“He told me, ‘I think they’re planning something against me because they know I have a complaint and they don’t want me to complain,’” Mora-Villalpando said. “We have heard these stories for years. GEO and ICE will do anything to keep these kinds of complaints out of the public. They don’t care about people’s well-being. There is no accountability or oversight at all that can actually protect people in detention. People in detention are in danger.”

In April 2021, Washington Gov. Jay Inslee signed a law prohibiting the operation and use of private, for-profit ICE detention facilities in the state. Mora-Villalpando attributes the legislation to the numerus hunger strikes and resistance from people detained at Northwest and other facilities. The following month, the GEO Group filed a lawsuit challenging the Washington law. Then in September, Washington State Attorney General Bob Ferguson sued the GEO Group to force the immediate closure of Northwest, saying the corporation was in violation of the new statute. Immigration rights advocates like Mora-Villalpando celebrated the move, but Northwest’s planned closure remains in limbo. 

“We will try anything we can to shut it down as soon as possible. Immigrants are coming together and speaking up. That’s why the retaliation was so immediate,” Mora-Villalpando said. “We don’t want anybody else to have to make the decision to sacrifice their health [to get the public’s attention].”

[UPDATE 05/23: The hunger strike at Northwest Detention Center has ended. Reports from the inside say conditions have improved and ICE has met one of the strikers’ demands.]

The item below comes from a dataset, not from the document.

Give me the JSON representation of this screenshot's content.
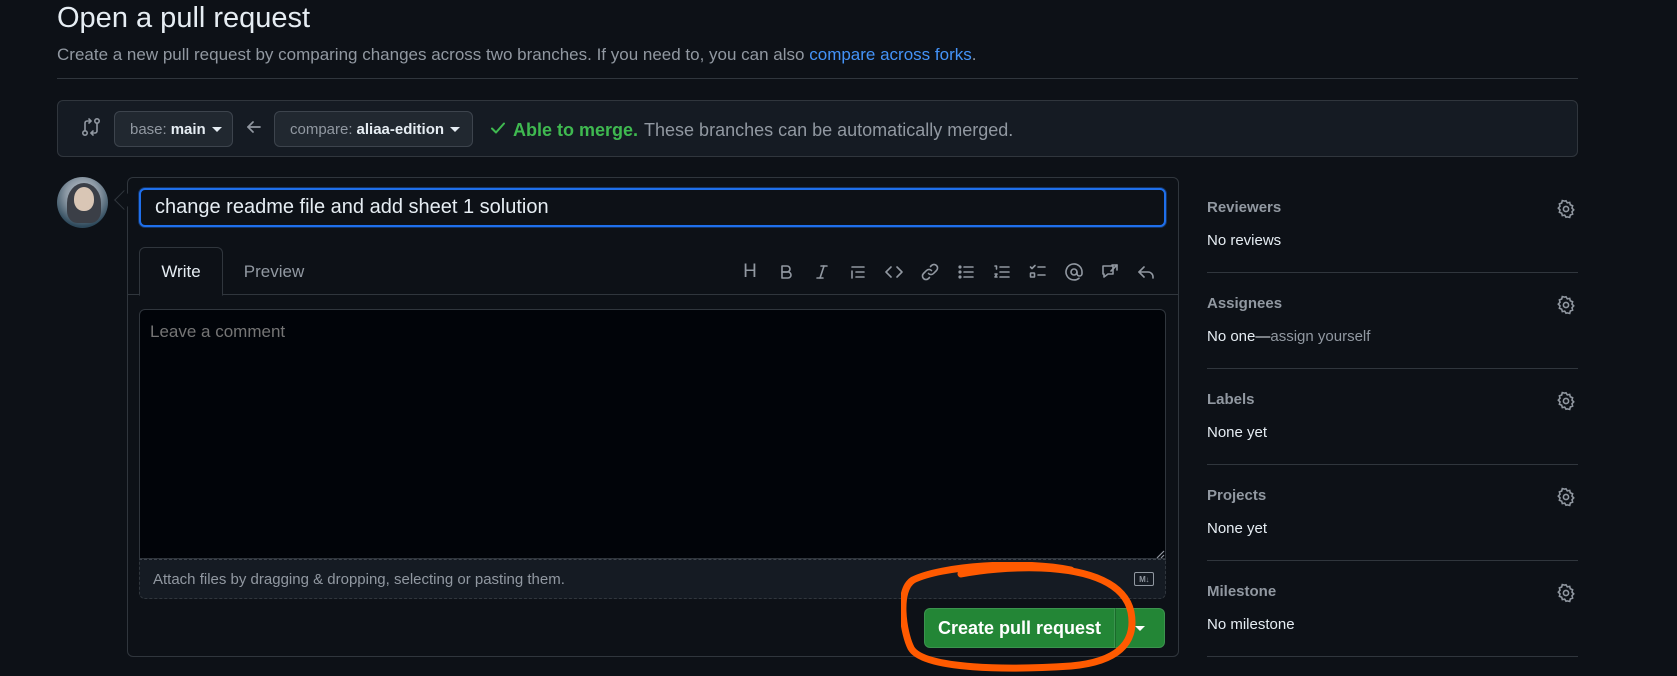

María Inés Taracena is a contributing writer covering workers’ rights at Prism. Originally from Guatemala, she's currently a news producer at Democracy Now! in New York City focusing on Central America...